== ACTION ITEM ==
State, as a number alone, how many lines of the data contain the string "NOTAS".

------------------------------------------------

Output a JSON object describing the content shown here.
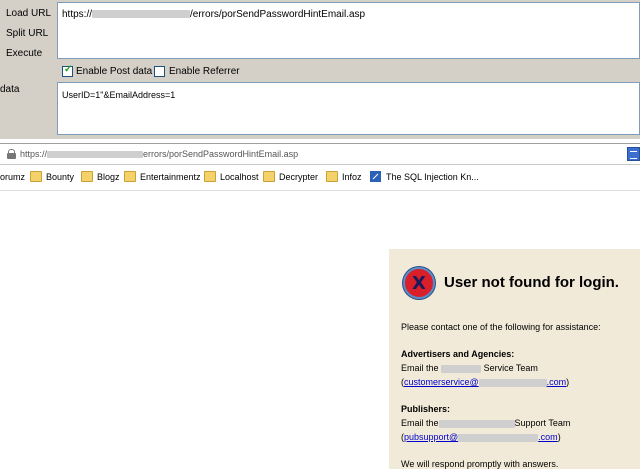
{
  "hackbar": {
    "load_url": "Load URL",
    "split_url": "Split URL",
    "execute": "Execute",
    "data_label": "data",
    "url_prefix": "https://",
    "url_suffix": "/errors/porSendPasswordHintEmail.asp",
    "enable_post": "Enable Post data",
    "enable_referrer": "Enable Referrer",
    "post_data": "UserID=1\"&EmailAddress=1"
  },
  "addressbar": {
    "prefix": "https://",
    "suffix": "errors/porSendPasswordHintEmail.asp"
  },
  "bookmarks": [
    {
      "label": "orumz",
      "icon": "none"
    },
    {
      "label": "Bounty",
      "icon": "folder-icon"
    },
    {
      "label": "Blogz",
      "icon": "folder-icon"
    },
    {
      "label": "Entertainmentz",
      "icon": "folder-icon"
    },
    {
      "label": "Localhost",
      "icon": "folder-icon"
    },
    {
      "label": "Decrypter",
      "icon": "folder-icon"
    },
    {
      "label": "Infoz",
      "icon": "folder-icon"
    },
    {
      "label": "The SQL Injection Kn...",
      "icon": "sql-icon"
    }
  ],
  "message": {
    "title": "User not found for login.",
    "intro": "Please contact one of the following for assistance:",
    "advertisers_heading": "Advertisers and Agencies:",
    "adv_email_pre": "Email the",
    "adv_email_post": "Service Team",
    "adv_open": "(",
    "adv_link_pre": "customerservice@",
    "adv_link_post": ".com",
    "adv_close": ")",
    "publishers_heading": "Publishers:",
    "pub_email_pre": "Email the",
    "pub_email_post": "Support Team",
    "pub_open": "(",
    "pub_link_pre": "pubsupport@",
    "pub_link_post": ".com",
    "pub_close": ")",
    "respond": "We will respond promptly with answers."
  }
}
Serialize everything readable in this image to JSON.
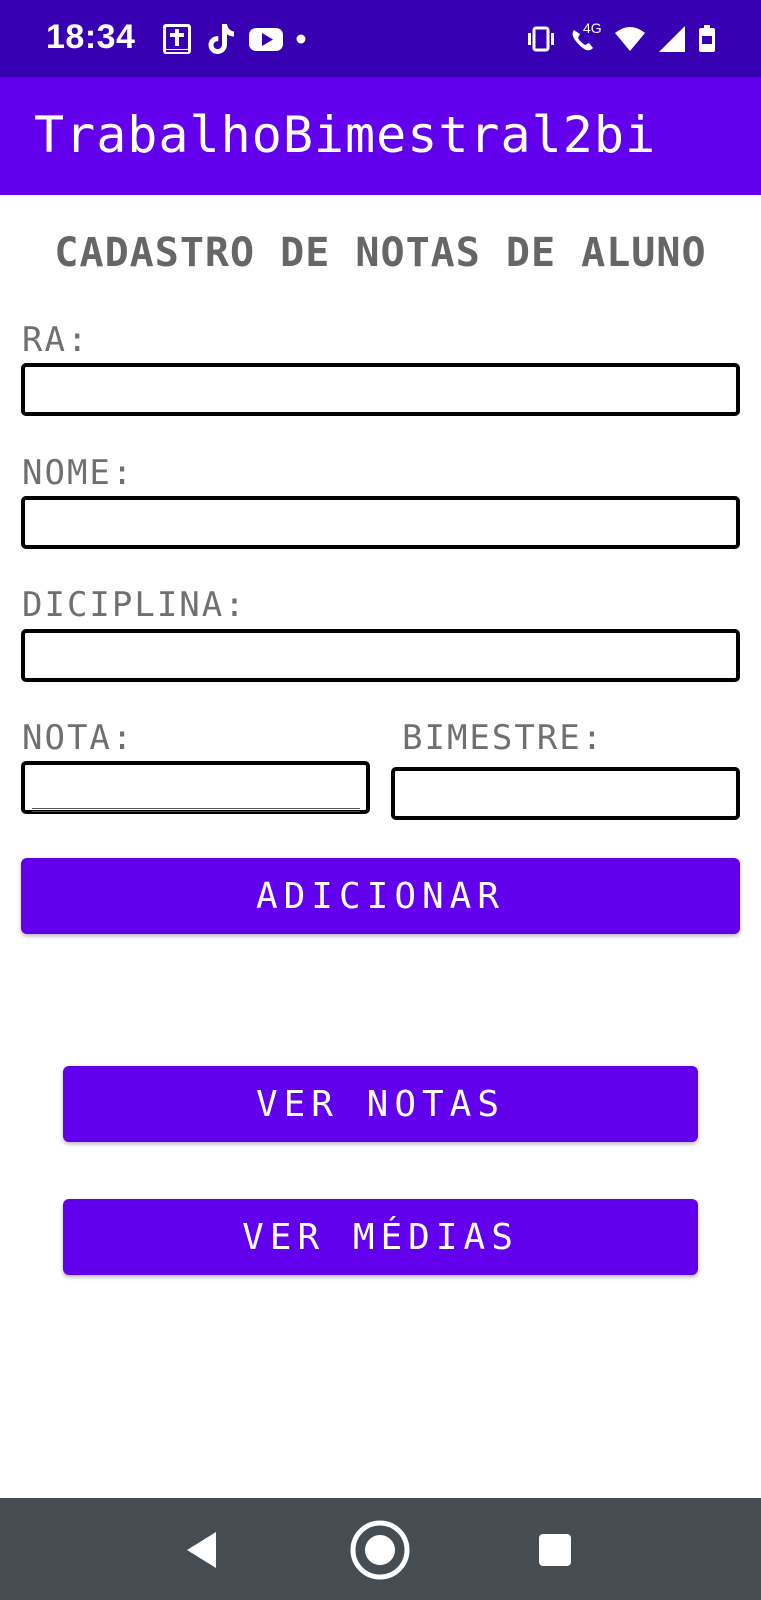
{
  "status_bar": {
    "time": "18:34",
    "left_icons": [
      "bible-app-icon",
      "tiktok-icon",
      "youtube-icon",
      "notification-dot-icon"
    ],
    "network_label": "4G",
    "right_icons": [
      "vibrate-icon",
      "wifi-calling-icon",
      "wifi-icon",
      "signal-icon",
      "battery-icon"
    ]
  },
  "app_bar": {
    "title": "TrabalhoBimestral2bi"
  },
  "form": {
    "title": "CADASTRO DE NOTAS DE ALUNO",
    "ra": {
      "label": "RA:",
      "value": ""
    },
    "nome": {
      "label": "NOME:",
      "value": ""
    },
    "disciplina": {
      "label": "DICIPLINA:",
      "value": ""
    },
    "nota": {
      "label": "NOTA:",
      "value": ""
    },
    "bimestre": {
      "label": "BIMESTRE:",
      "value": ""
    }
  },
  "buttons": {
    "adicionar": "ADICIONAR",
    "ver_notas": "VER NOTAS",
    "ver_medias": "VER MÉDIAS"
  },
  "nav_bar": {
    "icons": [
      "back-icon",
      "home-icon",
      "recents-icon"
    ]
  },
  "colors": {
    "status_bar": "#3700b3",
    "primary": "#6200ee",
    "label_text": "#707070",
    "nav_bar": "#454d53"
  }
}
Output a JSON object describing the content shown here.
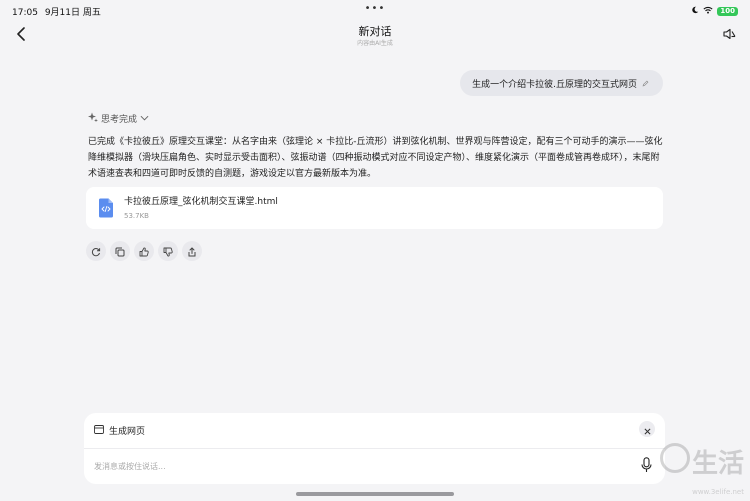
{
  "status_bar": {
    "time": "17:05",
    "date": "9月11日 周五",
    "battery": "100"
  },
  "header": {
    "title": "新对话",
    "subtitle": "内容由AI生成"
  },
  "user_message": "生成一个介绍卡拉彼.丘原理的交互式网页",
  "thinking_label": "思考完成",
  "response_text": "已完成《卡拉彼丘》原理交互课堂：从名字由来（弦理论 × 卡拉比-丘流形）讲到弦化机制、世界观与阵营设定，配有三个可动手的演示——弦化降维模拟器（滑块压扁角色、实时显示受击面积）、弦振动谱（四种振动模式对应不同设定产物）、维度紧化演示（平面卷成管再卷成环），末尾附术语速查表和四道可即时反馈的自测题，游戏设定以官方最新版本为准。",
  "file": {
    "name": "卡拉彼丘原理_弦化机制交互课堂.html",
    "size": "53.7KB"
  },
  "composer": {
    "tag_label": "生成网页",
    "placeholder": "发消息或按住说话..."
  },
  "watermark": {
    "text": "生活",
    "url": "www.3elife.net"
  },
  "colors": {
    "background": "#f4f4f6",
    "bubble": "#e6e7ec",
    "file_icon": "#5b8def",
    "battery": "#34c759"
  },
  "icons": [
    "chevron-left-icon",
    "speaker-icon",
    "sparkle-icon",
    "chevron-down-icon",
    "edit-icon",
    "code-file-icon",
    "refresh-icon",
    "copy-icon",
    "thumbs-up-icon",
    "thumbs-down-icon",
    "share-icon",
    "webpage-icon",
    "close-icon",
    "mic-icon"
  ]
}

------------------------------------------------

== RESPONSE AREA ==
2